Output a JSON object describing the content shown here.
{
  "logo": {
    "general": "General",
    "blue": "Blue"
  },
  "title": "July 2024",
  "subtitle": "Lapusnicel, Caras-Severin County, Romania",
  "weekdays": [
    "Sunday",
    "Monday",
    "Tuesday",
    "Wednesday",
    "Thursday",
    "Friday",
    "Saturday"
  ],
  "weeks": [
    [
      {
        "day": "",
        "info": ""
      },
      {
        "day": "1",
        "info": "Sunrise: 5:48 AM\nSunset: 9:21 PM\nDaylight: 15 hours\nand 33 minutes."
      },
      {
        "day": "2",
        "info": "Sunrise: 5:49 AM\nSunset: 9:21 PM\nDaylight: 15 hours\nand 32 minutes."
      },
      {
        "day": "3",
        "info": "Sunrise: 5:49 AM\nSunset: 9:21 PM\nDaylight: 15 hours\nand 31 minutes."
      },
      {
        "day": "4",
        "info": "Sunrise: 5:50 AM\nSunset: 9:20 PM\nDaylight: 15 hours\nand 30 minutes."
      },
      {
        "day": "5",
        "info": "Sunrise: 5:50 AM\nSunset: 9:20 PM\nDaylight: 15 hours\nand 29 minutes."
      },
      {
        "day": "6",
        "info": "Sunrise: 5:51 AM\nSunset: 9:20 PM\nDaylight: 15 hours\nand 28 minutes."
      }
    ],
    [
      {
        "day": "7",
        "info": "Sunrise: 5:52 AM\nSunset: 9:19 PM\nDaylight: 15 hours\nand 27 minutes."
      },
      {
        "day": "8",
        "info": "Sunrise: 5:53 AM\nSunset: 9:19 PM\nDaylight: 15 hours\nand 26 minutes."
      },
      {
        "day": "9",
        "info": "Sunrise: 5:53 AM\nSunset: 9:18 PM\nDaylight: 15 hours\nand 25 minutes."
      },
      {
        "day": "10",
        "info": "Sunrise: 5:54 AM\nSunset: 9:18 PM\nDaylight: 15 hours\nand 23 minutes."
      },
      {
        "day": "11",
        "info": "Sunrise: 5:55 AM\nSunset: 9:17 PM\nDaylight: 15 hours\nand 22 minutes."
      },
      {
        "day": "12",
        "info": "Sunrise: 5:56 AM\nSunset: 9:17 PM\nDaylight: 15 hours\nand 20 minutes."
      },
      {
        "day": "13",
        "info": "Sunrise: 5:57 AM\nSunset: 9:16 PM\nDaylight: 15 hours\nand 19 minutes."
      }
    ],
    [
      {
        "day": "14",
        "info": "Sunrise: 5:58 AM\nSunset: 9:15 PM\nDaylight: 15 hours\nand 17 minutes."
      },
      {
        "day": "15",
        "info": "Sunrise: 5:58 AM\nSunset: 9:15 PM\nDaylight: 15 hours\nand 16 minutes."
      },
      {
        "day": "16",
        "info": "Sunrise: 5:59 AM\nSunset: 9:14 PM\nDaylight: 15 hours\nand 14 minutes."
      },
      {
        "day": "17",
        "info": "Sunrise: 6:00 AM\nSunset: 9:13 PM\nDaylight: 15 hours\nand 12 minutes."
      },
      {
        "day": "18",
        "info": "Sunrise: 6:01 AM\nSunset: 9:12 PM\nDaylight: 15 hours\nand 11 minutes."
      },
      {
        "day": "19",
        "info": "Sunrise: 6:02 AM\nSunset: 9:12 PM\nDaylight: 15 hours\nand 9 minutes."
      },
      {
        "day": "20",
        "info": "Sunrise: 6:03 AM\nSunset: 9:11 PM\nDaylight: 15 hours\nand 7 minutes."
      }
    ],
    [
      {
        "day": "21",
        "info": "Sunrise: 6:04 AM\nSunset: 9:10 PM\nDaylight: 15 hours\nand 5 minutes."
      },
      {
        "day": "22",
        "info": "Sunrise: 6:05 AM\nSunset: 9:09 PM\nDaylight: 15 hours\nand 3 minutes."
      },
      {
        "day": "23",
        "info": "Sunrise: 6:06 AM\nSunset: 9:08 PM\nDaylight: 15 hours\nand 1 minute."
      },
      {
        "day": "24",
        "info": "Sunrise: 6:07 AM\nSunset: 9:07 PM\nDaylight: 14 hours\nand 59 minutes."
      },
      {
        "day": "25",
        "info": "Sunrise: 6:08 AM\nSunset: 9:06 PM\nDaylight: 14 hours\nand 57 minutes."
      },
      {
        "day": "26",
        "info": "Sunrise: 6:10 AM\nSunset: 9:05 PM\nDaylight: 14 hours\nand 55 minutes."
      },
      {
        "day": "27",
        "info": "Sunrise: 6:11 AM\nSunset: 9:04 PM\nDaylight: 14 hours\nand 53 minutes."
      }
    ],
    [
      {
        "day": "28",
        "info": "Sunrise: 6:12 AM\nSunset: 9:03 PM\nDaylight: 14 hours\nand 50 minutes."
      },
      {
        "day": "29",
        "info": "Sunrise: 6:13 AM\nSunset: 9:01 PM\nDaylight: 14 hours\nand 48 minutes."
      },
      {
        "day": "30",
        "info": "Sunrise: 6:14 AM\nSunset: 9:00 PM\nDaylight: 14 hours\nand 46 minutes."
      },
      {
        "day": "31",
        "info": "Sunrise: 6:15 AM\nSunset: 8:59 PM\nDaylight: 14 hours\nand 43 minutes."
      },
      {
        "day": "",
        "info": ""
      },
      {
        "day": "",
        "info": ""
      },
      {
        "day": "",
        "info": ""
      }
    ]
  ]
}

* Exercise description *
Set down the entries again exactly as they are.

* Response to the task *
Output a JSON object describing the content shown here.
{
  "logo": {
    "general": "General",
    "blue": "Blue"
  },
  "title": "July 2024",
  "subtitle": "Lapusnicel, Caras-Severin County, Romania",
  "weekdays": [
    "Sunday",
    "Monday",
    "Tuesday",
    "Wednesday",
    "Thursday",
    "Friday",
    "Saturday"
  ],
  "weeks": [
    [
      {
        "day": "",
        "info": ""
      },
      {
        "day": "1",
        "info": "Sunrise: 5:48 AM\nSunset: 9:21 PM\nDaylight: 15 hours\nand 33 minutes."
      },
      {
        "day": "2",
        "info": "Sunrise: 5:49 AM\nSunset: 9:21 PM\nDaylight: 15 hours\nand 32 minutes."
      },
      {
        "day": "3",
        "info": "Sunrise: 5:49 AM\nSunset: 9:21 PM\nDaylight: 15 hours\nand 31 minutes."
      },
      {
        "day": "4",
        "info": "Sunrise: 5:50 AM\nSunset: 9:20 PM\nDaylight: 15 hours\nand 30 minutes."
      },
      {
        "day": "5",
        "info": "Sunrise: 5:50 AM\nSunset: 9:20 PM\nDaylight: 15 hours\nand 29 minutes."
      },
      {
        "day": "6",
        "info": "Sunrise: 5:51 AM\nSunset: 9:20 PM\nDaylight: 15 hours\nand 28 minutes."
      }
    ],
    [
      {
        "day": "7",
        "info": "Sunrise: 5:52 AM\nSunset: 9:19 PM\nDaylight: 15 hours\nand 27 minutes."
      },
      {
        "day": "8",
        "info": "Sunrise: 5:53 AM\nSunset: 9:19 PM\nDaylight: 15 hours\nand 26 minutes."
      },
      {
        "day": "9",
        "info": "Sunrise: 5:53 AM\nSunset: 9:18 PM\nDaylight: 15 hours\nand 25 minutes."
      },
      {
        "day": "10",
        "info": "Sunrise: 5:54 AM\nSunset: 9:18 PM\nDaylight: 15 hours\nand 23 minutes."
      },
      {
        "day": "11",
        "info": "Sunrise: 5:55 AM\nSunset: 9:17 PM\nDaylight: 15 hours\nand 22 minutes."
      },
      {
        "day": "12",
        "info": "Sunrise: 5:56 AM\nSunset: 9:17 PM\nDaylight: 15 hours\nand 20 minutes."
      },
      {
        "day": "13",
        "info": "Sunrise: 5:57 AM\nSunset: 9:16 PM\nDaylight: 15 hours\nand 19 minutes."
      }
    ],
    [
      {
        "day": "14",
        "info": "Sunrise: 5:58 AM\nSunset: 9:15 PM\nDaylight: 15 hours\nand 17 minutes."
      },
      {
        "day": "15",
        "info": "Sunrise: 5:58 AM\nSunset: 9:15 PM\nDaylight: 15 hours\nand 16 minutes."
      },
      {
        "day": "16",
        "info": "Sunrise: 5:59 AM\nSunset: 9:14 PM\nDaylight: 15 hours\nand 14 minutes."
      },
      {
        "day": "17",
        "info": "Sunrise: 6:00 AM\nSunset: 9:13 PM\nDaylight: 15 hours\nand 12 minutes."
      },
      {
        "day": "18",
        "info": "Sunrise: 6:01 AM\nSunset: 9:12 PM\nDaylight: 15 hours\nand 11 minutes."
      },
      {
        "day": "19",
        "info": "Sunrise: 6:02 AM\nSunset: 9:12 PM\nDaylight: 15 hours\nand 9 minutes."
      },
      {
        "day": "20",
        "info": "Sunrise: 6:03 AM\nSunset: 9:11 PM\nDaylight: 15 hours\nand 7 minutes."
      }
    ],
    [
      {
        "day": "21",
        "info": "Sunrise: 6:04 AM\nSunset: 9:10 PM\nDaylight: 15 hours\nand 5 minutes."
      },
      {
        "day": "22",
        "info": "Sunrise: 6:05 AM\nSunset: 9:09 PM\nDaylight: 15 hours\nand 3 minutes."
      },
      {
        "day": "23",
        "info": "Sunrise: 6:06 AM\nSunset: 9:08 PM\nDaylight: 15 hours\nand 1 minute."
      },
      {
        "day": "24",
        "info": "Sunrise: 6:07 AM\nSunset: 9:07 PM\nDaylight: 14 hours\nand 59 minutes."
      },
      {
        "day": "25",
        "info": "Sunrise: 6:08 AM\nSunset: 9:06 PM\nDaylight: 14 hours\nand 57 minutes."
      },
      {
        "day": "26",
        "info": "Sunrise: 6:10 AM\nSunset: 9:05 PM\nDaylight: 14 hours\nand 55 minutes."
      },
      {
        "day": "27",
        "info": "Sunrise: 6:11 AM\nSunset: 9:04 PM\nDaylight: 14 hours\nand 53 minutes."
      }
    ],
    [
      {
        "day": "28",
        "info": "Sunrise: 6:12 AM\nSunset: 9:03 PM\nDaylight: 14 hours\nand 50 minutes."
      },
      {
        "day": "29",
        "info": "Sunrise: 6:13 AM\nSunset: 9:01 PM\nDaylight: 14 hours\nand 48 minutes."
      },
      {
        "day": "30",
        "info": "Sunrise: 6:14 AM\nSunset: 9:00 PM\nDaylight: 14 hours\nand 46 minutes."
      },
      {
        "day": "31",
        "info": "Sunrise: 6:15 AM\nSunset: 8:59 PM\nDaylight: 14 hours\nand 43 minutes."
      },
      {
        "day": "",
        "info": ""
      },
      {
        "day": "",
        "info": ""
      },
      {
        "day": "",
        "info": ""
      }
    ]
  ]
}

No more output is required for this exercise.